- What to do -
Lines holding the string "Nguyễn": copy each one from the listing below.

- Excerpted data -
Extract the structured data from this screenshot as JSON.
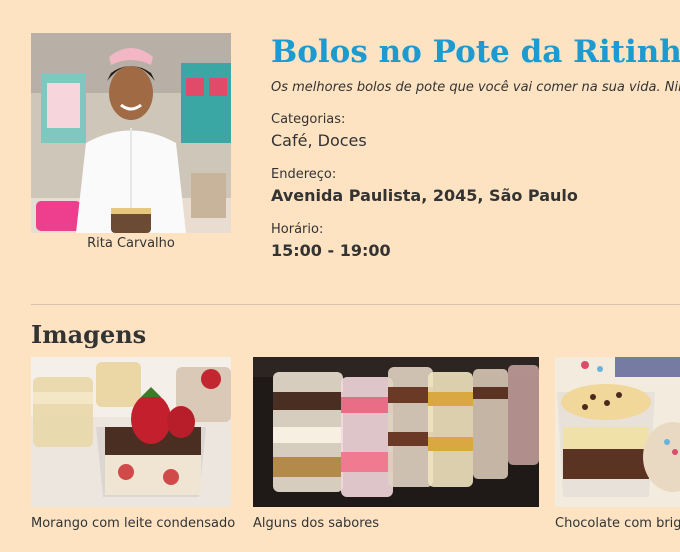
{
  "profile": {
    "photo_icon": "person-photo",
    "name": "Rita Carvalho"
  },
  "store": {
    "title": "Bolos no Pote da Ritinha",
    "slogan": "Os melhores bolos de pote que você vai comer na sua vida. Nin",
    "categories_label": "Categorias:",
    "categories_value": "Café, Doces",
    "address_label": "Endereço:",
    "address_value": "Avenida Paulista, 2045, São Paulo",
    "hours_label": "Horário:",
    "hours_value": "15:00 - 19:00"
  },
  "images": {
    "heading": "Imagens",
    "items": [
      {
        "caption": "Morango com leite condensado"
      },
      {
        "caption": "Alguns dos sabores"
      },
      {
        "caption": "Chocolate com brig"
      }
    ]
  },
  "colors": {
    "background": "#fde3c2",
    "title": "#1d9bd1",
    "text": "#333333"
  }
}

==

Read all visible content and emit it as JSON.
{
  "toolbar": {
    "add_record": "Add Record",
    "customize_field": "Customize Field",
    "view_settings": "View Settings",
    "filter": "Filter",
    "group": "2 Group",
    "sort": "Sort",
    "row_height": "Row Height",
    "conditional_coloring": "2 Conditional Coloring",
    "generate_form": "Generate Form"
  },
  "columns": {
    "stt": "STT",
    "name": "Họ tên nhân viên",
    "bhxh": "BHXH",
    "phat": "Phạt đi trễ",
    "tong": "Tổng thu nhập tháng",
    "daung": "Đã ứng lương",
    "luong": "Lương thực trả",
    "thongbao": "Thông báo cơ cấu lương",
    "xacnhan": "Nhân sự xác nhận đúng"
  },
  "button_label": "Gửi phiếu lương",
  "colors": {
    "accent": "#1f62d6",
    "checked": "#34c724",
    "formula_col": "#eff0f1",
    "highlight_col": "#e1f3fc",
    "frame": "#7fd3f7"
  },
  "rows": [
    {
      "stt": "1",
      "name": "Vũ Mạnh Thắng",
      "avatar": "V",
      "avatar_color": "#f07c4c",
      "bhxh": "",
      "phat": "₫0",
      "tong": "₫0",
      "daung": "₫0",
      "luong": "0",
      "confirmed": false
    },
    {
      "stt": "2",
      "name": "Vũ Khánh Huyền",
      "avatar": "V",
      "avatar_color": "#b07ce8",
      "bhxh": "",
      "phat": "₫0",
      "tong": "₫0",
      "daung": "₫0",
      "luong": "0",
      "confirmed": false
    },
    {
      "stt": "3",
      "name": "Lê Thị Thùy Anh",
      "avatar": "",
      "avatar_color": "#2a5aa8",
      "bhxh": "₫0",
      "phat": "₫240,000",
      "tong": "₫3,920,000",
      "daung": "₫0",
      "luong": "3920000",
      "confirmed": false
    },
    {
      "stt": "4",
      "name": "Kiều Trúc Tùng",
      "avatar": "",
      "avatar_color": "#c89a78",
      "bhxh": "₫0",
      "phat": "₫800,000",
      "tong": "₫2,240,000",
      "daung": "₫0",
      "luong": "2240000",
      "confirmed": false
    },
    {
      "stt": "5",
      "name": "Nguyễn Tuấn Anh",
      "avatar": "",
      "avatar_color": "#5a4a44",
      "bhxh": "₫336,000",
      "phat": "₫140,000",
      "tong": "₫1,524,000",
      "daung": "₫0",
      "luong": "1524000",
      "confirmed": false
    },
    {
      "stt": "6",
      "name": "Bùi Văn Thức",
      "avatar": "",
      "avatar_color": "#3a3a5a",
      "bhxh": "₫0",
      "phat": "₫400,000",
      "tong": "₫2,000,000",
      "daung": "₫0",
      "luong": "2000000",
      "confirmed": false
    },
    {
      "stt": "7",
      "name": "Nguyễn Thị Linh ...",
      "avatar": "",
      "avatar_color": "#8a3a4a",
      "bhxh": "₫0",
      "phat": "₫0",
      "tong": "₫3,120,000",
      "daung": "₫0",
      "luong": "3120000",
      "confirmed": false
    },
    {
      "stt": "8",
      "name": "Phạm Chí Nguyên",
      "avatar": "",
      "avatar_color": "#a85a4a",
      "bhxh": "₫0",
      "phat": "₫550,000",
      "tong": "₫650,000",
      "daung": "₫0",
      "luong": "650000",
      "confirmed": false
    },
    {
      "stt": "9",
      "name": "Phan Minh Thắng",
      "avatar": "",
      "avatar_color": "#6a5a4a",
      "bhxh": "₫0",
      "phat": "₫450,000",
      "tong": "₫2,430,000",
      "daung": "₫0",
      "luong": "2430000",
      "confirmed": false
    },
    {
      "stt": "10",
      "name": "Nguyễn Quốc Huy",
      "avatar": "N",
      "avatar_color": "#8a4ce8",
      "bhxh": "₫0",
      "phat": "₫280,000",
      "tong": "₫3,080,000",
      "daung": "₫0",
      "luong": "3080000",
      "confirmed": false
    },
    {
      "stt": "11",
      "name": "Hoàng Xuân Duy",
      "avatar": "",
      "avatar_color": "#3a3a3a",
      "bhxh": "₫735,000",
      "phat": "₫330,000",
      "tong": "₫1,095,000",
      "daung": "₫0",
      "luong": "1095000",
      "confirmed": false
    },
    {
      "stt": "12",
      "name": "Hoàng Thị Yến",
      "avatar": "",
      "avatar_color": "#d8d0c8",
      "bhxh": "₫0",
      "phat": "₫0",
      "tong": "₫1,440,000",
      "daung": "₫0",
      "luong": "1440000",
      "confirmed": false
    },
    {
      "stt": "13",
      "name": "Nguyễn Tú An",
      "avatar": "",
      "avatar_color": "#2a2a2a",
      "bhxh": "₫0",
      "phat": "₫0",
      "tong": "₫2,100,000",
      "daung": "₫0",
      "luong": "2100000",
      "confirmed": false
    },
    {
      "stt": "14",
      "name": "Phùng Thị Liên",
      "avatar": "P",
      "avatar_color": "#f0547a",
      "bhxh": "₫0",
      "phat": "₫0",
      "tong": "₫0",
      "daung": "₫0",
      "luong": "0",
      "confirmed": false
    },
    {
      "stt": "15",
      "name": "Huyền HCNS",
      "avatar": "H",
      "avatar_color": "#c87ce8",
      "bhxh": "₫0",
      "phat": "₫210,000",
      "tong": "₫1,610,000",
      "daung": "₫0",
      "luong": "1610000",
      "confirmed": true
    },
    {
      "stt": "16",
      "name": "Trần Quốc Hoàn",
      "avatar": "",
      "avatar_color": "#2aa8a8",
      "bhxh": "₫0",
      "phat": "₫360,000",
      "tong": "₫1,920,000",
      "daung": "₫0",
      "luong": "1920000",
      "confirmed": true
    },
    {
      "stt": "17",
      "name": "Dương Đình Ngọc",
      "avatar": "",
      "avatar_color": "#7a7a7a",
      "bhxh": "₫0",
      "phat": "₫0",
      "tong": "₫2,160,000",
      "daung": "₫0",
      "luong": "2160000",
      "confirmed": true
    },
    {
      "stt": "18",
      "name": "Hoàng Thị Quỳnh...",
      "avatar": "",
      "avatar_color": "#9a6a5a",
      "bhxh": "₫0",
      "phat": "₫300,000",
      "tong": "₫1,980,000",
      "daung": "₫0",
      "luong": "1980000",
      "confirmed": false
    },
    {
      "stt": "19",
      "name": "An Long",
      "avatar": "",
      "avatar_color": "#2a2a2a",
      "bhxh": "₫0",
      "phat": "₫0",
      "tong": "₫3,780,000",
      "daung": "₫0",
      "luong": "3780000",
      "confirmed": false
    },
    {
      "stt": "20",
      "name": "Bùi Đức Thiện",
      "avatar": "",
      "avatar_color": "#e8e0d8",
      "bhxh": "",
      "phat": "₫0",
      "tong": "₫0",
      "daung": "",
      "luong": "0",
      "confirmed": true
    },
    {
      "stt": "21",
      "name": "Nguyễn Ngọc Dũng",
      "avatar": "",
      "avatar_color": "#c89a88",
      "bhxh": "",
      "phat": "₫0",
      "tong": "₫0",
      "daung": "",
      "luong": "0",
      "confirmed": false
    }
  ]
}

- Response below -
      "name": "Nguyễn Tuấn Anh",
      "name": "Nguyễn Thị Linh ...",
      "name": "Nguyễn Quốc Huy",
      "name": "Nguyễn Tú An",
      "name": "Nguyễn Ngọc Dũng",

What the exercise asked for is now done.